REQUIRED ACTION => State the count of lines below featuring the word "title", and write nothing further.

TASK INPUT =>

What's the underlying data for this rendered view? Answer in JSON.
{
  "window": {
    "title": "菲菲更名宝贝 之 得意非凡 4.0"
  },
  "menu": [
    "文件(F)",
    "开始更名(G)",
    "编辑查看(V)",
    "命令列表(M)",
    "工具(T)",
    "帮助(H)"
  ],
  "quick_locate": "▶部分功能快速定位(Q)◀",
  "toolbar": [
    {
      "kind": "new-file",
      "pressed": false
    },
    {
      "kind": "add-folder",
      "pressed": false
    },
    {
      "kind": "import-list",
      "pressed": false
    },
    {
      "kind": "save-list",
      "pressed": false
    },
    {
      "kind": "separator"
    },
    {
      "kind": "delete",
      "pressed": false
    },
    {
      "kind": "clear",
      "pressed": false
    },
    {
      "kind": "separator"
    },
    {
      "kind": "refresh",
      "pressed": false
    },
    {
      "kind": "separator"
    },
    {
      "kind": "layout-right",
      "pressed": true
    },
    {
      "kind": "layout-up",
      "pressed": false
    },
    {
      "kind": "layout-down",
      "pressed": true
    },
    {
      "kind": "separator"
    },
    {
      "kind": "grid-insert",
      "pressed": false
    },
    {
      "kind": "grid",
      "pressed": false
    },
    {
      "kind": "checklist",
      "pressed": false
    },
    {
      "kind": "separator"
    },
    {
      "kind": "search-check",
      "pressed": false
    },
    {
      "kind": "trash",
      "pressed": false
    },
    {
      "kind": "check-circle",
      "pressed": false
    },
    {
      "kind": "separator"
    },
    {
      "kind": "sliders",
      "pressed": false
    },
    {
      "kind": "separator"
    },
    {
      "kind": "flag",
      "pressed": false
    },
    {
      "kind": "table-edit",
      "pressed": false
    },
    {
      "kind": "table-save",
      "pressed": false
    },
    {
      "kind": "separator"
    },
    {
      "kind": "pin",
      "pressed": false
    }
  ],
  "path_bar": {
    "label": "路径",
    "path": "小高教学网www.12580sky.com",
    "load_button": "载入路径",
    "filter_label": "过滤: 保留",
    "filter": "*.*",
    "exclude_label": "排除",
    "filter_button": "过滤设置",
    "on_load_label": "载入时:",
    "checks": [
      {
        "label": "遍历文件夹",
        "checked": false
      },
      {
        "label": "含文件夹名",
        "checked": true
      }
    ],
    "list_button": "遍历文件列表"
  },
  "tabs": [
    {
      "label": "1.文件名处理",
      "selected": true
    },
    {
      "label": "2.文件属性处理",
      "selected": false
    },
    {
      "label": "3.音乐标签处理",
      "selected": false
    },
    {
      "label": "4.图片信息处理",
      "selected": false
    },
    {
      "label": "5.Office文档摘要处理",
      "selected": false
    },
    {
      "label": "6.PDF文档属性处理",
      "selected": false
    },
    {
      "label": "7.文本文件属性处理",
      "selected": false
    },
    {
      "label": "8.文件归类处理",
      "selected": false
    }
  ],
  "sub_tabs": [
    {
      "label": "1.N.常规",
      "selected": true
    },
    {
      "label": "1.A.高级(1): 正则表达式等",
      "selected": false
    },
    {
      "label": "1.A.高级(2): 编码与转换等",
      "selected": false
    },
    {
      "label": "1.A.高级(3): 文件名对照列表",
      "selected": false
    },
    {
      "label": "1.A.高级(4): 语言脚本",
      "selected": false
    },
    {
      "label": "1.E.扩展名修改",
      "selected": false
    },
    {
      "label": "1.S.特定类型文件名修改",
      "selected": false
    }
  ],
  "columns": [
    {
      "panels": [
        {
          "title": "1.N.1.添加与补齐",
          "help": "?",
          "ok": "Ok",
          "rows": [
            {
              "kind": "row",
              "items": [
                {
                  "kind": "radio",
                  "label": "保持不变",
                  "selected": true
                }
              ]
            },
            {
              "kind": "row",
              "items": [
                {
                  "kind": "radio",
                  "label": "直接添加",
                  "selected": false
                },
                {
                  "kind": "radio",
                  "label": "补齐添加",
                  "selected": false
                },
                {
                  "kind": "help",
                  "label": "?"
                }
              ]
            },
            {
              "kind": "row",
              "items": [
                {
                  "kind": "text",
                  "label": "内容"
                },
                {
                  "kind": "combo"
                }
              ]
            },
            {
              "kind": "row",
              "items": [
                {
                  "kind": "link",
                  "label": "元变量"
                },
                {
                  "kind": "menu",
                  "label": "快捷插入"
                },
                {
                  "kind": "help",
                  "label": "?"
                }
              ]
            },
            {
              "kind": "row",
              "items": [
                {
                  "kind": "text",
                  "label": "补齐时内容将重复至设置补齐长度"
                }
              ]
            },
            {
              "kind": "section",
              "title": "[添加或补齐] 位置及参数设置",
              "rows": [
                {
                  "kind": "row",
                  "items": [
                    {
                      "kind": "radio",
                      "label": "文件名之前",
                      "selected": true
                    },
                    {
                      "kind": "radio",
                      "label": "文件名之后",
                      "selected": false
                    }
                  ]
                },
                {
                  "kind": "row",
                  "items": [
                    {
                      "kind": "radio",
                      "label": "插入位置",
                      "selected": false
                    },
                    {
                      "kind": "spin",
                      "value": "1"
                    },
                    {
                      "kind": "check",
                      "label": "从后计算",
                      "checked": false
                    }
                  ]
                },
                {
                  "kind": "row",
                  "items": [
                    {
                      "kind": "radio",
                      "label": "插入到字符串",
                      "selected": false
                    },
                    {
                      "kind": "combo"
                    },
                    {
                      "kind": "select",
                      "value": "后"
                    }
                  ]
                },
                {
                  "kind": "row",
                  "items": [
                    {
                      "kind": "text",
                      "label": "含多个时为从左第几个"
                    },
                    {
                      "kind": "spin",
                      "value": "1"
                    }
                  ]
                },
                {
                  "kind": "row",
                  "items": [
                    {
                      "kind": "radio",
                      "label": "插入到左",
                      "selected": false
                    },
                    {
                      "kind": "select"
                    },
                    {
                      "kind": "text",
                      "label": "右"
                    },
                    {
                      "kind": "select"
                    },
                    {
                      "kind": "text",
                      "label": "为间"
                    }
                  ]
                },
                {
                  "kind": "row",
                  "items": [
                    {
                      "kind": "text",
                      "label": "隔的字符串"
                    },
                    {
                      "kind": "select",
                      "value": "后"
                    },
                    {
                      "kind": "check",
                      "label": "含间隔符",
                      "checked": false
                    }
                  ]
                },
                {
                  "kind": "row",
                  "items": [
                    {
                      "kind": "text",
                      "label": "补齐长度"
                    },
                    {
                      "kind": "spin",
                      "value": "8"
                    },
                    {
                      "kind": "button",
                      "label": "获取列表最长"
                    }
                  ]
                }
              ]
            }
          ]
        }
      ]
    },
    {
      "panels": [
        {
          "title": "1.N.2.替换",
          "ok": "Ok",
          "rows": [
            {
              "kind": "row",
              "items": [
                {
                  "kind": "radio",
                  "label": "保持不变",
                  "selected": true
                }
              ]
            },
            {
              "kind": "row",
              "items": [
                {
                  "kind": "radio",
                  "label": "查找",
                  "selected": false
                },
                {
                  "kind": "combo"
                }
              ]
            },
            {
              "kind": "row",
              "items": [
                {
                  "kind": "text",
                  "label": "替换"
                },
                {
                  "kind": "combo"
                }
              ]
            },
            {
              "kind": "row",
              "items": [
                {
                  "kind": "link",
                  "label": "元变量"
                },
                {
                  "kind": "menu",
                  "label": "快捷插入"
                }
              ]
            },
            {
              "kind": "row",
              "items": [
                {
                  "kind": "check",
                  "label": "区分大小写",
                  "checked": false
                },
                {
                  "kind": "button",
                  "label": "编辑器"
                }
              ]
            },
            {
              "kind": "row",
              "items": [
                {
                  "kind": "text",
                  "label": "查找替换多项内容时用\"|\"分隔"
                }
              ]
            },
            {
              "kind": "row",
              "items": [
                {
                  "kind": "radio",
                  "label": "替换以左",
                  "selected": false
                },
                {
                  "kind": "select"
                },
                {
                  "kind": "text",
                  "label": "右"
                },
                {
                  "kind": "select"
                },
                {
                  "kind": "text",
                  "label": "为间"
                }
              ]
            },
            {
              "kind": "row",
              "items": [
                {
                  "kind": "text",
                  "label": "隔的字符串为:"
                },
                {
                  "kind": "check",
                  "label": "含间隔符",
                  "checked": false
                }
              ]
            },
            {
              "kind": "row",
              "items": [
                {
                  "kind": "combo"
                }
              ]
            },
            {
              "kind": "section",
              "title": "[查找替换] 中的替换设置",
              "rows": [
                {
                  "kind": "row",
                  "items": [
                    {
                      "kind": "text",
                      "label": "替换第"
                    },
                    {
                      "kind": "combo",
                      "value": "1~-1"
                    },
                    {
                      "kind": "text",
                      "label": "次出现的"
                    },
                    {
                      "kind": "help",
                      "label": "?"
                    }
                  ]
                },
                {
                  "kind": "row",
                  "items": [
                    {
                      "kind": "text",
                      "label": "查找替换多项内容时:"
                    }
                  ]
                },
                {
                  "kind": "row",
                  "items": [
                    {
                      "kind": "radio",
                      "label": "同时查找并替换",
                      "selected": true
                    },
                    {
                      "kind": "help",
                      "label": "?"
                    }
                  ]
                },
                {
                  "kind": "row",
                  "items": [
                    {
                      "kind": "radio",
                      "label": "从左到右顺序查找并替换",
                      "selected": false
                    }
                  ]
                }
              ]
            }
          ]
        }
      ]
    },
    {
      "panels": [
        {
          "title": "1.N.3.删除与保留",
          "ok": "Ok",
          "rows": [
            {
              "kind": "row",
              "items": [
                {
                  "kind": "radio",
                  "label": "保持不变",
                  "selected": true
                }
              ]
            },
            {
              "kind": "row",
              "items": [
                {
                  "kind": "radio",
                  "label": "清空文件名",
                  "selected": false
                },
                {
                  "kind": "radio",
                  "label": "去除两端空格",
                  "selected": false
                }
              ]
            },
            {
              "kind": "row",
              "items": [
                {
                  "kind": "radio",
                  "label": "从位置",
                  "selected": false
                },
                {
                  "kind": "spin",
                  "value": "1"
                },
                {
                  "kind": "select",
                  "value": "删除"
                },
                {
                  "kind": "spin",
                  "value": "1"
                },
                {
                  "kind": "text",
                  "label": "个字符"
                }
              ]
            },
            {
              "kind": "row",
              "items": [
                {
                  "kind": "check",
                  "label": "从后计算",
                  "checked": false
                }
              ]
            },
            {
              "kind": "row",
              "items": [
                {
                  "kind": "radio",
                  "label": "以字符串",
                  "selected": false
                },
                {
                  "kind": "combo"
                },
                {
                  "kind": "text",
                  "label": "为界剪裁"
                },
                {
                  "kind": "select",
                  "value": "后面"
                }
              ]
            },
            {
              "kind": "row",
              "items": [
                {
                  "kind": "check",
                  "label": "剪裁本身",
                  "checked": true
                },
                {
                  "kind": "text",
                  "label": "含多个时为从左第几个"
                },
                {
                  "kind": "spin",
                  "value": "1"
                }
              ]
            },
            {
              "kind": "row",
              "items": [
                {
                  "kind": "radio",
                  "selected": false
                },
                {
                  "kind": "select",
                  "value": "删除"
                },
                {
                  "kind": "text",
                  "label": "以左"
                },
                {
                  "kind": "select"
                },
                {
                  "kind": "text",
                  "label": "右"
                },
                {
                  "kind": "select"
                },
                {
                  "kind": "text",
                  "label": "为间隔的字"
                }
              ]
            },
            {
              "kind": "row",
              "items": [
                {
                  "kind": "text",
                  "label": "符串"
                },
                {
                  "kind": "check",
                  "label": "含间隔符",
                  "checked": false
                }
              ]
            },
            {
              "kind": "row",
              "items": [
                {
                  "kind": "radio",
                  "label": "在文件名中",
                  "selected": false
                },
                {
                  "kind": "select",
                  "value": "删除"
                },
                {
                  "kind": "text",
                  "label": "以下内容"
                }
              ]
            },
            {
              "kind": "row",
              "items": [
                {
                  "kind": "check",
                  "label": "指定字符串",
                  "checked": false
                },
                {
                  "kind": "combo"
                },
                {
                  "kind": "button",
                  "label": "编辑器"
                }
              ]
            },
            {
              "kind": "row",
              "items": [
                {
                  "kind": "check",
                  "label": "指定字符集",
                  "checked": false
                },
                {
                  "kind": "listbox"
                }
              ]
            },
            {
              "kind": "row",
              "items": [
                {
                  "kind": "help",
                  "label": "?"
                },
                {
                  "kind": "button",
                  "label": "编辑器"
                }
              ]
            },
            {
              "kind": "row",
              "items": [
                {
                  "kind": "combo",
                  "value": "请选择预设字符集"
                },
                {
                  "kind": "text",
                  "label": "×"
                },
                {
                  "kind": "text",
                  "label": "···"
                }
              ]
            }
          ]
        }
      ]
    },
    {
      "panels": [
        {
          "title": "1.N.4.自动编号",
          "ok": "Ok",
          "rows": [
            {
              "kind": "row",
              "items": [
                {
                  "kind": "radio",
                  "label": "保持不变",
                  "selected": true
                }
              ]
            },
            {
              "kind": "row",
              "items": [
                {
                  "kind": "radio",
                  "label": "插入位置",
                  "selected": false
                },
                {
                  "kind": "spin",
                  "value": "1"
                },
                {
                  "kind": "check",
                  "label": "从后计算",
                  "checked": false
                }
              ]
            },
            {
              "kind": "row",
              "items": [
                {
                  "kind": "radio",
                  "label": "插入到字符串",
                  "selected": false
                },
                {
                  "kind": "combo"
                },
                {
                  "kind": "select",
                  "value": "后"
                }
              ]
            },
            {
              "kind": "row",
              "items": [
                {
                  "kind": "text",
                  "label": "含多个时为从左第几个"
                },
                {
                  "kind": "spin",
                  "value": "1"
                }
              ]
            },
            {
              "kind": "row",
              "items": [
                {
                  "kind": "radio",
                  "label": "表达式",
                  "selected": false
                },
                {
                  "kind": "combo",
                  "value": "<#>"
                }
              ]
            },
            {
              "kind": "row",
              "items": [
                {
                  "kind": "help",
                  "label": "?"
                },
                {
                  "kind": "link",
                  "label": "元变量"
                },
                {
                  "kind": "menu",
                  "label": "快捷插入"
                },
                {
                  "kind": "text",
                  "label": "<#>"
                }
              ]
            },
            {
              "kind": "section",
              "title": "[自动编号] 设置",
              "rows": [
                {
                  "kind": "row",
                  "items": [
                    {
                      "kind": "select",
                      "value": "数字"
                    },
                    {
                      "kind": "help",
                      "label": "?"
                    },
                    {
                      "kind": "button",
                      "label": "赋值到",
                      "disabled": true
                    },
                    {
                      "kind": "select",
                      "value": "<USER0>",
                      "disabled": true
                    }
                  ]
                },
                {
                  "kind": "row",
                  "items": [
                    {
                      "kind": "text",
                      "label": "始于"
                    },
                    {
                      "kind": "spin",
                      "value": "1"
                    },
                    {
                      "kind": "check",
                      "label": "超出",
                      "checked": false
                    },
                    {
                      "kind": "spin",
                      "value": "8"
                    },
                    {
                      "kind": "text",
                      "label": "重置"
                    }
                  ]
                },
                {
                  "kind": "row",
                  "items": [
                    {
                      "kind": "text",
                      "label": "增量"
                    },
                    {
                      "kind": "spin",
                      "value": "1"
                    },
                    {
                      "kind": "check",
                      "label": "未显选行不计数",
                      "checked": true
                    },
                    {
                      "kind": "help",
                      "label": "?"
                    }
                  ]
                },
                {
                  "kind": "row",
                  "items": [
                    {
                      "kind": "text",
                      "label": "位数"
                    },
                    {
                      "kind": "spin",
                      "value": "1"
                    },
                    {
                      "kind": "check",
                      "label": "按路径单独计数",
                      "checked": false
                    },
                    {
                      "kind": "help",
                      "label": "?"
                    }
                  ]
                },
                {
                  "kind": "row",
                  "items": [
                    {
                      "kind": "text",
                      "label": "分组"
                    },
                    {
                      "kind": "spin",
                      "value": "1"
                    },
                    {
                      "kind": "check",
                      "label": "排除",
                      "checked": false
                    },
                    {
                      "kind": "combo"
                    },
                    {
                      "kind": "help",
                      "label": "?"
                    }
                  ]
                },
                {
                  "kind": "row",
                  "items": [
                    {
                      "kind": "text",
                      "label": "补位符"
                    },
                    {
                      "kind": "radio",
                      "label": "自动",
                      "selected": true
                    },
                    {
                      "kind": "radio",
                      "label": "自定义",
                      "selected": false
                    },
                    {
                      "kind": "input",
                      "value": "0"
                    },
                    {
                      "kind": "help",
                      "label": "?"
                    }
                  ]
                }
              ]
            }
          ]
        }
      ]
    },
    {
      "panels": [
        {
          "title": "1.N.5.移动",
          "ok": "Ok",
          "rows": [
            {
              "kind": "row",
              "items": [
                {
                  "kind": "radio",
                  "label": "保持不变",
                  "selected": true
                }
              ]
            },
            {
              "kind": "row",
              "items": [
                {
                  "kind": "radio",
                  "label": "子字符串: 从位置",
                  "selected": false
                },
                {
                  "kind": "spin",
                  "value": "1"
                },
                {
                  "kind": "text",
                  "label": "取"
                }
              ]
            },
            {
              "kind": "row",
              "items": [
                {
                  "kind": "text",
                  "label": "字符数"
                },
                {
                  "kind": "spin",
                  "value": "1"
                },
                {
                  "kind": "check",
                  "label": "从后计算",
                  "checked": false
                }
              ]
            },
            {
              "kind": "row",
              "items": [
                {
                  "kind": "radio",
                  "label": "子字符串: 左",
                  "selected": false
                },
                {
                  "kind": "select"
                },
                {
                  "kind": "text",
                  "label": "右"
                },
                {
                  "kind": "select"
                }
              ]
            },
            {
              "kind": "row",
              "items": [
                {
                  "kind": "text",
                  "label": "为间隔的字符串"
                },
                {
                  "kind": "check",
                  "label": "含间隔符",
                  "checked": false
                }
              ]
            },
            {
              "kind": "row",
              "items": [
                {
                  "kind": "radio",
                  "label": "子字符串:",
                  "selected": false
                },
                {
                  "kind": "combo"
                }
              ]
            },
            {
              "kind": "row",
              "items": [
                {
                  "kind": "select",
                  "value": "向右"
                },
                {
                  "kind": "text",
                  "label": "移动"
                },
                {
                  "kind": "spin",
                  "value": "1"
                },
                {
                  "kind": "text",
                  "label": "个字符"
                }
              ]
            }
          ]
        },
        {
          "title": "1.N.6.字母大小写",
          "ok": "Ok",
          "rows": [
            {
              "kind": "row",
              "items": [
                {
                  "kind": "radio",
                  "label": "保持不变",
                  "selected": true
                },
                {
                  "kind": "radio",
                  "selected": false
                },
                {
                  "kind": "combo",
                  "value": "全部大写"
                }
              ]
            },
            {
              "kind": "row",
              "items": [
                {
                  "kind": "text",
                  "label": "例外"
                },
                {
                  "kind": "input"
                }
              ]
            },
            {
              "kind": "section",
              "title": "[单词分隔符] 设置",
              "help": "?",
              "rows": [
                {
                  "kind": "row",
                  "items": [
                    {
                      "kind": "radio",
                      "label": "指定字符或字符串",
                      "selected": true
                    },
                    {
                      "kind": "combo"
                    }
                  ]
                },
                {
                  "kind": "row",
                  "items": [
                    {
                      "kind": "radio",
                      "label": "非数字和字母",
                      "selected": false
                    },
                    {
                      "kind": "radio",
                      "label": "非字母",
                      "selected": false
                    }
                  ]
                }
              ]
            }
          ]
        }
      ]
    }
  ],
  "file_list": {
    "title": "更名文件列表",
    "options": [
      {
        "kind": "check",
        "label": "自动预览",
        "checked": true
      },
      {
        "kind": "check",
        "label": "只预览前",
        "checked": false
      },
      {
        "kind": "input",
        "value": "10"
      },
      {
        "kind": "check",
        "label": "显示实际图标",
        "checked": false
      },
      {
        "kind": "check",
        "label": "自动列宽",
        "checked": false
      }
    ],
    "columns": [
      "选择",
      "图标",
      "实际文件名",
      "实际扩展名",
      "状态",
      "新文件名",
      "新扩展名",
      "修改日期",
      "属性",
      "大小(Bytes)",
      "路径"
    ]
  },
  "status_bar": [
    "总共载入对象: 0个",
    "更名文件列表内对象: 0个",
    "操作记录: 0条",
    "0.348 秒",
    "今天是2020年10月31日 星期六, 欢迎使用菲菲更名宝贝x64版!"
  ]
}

WRITTEN RESPONSE => 12